> **Exercise input**:

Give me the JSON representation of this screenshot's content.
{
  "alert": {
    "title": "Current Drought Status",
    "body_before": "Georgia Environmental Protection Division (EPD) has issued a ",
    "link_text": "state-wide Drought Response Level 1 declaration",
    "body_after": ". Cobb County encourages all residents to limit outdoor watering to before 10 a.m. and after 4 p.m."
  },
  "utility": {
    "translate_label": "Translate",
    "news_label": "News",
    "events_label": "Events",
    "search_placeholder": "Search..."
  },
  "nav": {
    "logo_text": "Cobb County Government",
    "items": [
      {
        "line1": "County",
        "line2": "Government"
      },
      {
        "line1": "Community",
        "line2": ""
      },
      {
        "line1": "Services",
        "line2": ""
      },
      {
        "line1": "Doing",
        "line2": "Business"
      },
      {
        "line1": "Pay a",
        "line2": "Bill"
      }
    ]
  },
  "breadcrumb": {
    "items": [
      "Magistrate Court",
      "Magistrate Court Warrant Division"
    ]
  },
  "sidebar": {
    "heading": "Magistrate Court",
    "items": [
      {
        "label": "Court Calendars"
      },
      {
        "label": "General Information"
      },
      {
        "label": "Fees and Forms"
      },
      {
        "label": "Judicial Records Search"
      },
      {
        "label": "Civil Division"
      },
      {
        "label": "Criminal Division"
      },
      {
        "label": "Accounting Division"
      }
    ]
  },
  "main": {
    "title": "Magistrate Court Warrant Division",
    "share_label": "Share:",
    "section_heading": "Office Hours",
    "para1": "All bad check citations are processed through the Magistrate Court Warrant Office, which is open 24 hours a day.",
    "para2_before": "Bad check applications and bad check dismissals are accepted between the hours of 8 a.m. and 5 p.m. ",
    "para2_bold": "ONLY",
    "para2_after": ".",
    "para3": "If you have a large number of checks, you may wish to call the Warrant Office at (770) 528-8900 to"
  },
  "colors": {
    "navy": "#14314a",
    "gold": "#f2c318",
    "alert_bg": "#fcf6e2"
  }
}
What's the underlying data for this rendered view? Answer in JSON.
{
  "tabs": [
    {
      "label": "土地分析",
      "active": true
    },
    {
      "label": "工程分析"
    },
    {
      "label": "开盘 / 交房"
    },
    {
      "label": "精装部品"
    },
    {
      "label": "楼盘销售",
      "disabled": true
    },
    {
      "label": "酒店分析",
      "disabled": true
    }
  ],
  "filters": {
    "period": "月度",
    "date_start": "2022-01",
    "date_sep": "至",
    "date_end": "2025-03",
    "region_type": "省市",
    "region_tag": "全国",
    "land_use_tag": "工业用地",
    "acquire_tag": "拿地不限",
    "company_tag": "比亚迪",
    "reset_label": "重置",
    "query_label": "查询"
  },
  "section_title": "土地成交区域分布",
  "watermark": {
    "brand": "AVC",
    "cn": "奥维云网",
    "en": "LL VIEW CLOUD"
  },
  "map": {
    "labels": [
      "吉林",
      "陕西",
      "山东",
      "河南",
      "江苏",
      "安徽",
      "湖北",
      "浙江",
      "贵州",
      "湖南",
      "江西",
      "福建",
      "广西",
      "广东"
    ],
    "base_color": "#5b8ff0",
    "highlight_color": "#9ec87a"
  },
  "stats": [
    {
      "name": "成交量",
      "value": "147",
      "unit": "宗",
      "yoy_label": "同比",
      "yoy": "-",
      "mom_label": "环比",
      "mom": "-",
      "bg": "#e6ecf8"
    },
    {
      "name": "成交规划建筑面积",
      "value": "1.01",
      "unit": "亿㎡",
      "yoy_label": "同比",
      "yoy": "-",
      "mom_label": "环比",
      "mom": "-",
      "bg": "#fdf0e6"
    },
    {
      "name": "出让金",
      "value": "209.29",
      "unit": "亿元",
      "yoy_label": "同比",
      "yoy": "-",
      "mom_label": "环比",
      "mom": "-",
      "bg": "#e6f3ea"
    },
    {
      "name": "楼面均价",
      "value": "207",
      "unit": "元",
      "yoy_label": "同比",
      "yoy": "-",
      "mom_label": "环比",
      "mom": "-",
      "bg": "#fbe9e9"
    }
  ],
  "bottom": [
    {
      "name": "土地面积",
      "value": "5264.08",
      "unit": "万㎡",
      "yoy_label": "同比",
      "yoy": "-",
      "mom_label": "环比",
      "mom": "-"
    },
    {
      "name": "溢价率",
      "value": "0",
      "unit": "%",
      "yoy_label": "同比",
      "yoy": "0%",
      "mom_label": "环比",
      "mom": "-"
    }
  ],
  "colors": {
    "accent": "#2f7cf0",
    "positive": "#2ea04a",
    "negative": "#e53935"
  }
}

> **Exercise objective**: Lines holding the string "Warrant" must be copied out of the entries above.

> **Problem solution**:
      "Magistrate Court Warrant Division"
    "title": "Magistrate Court Warrant Division",
    "para1": "All bad check citations are processed through the Magistrate Court Warrant Office, which is open 24 hours a day.",
    "para3": "If you have a large number of checks, you may wish to call the Warrant Office at (770) 528-8900 to"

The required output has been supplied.